Carter brought his own level of aggression to the game. After a scoreless first period, he got the Kings on the board 1:49 into the second. The play began with the Flyers unable to clear the puck out of their zone. It ended up in the right corner with Tyler Toffoli sending it back to Alec Martinez at the point. Martinez’s shot was blocked in front by Flyers defensemanMark Streit, but the puck bounced to Carter in the left circle, and he snapped a quick wrist shot past Emery before he could get into position.
It was the kind of snap shot Flyers fans saw lots of during Carter’s six seasons in Philadelphia, during which he scored 181 goals in 461 games. However, that run came to an end June 23, 2011, when the Flyers traded him to the Columbus Blue Jackets in exchange for Voracek and the picks that became center Sean Couturier and forward prospect Nick Cousins.
At the 2012 NHL Trade Deadline, the Blue Jackets shipped Carter to the Kings, where he joined former Philadelphia teammate Mike Richards, who had been traded to the Kings in exchange for Wayne Simmonds and Brayden Schennthe same day in 2011.
Richards and Carter had been the cornerstones of a Flyers team that reached the 2008 Eastern Conference Final and 2010 Stanley Cup Final. But while Richards already had played one game as a visitor in Philadelphia, Monday marked Carter’s first time as a visiting player here. With nearly three years having passed, however, Carter said before the game that he was doing his best to treat it like just another road game.
However, it was obvious his emotions were running a bit higher Monday.
“He gets himself ready for each and every game,” Brown said. “Emotionally, it was probably a little different for him. But from a preparation standpoint, physically and mentally getting ready, he was no different than he normally is.”
After Carter’s goal broke the ice, the Flyers had chances to tie the game. Vincent Lecavalier had a prime opportunity in front on an open net from point-blank range 2:45 into the second, but his shot hit the right goal post, the crossbar and the left goal post. The horn sounded but play continued for several minutes. A replay review upheld the call on the ice of no goal.
Philadelphia also had back-to-back power plays midway through the period when Carter and Williams were whistled for infractions, including 30 seconds of 5-on-3 time, but they were unable to get a shot off with the two-man advantage. For the game the Flyers went 0-for-4 on the power play.

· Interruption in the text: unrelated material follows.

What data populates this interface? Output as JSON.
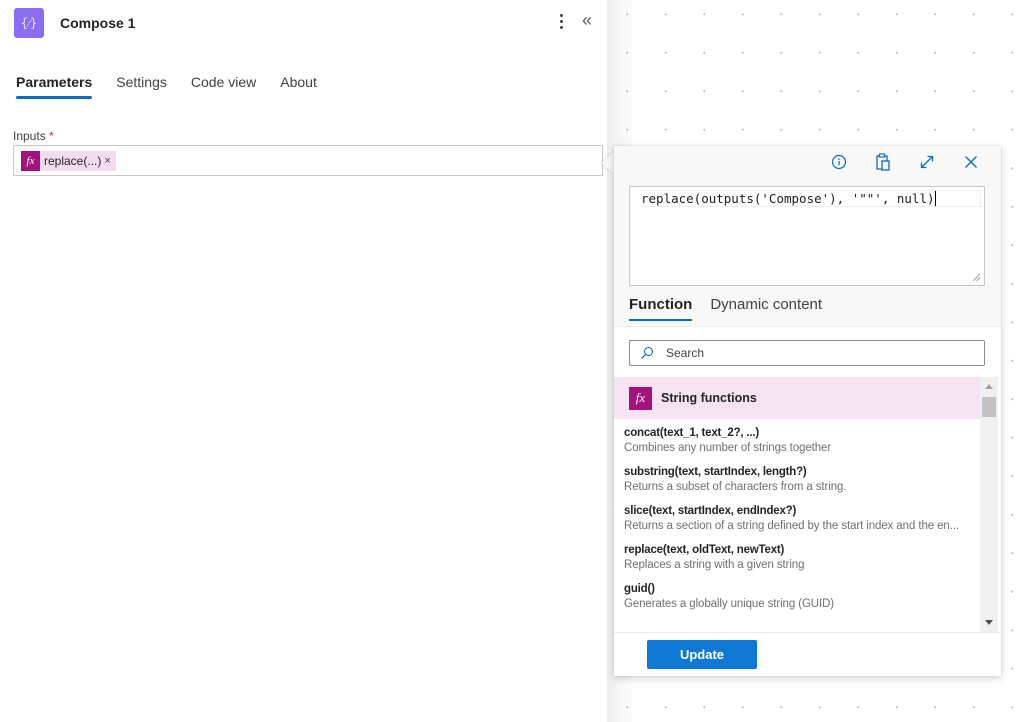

Moments after killing off the penalties Williams scored his 18th goal to give the Kings a 2-0 lead. Robyn Regehr fired a shot from the left point that Emery stopped, but the goalie left a big rebound in front. Williams got position inside Coburn in front of the Philadelphia net and poked it past Emery at 17:29.
“I thought Justin Williams‘ goal in particular was key considering the non-goal call, that whole situation, and having to kill off a 5-on-3, 4-on-3,” Brown said. “Being able to come back and get a goal like that was ultimately the difference in the game.”
Philadelphia came out pushing in the third and was able to tie the game, but after the final horn sounded they were left lamenting a subpar first two periods.
“I don’t think we played a good game the first 40 minutes,” Voracek said. “… I think overall the last 20 minutes was good, but you can tell just 20 minutes against a team like L.A., it’s not good enough.”
The Kings hope their resiliency is something they can take with them during the next two games of their road trip, starting Tuesday at the Washington Capitals and concluding Thursday at the Pittsburgh Penguins. Adding to their positivity is a six-game road win streak.
“We’re a good team on the road,” Kings defenseman Drew Doughty said. “We’re not good enough at home. That’s what’s hurt us this year. When we’re on the road, we seem comfortable. That’s a good thing.”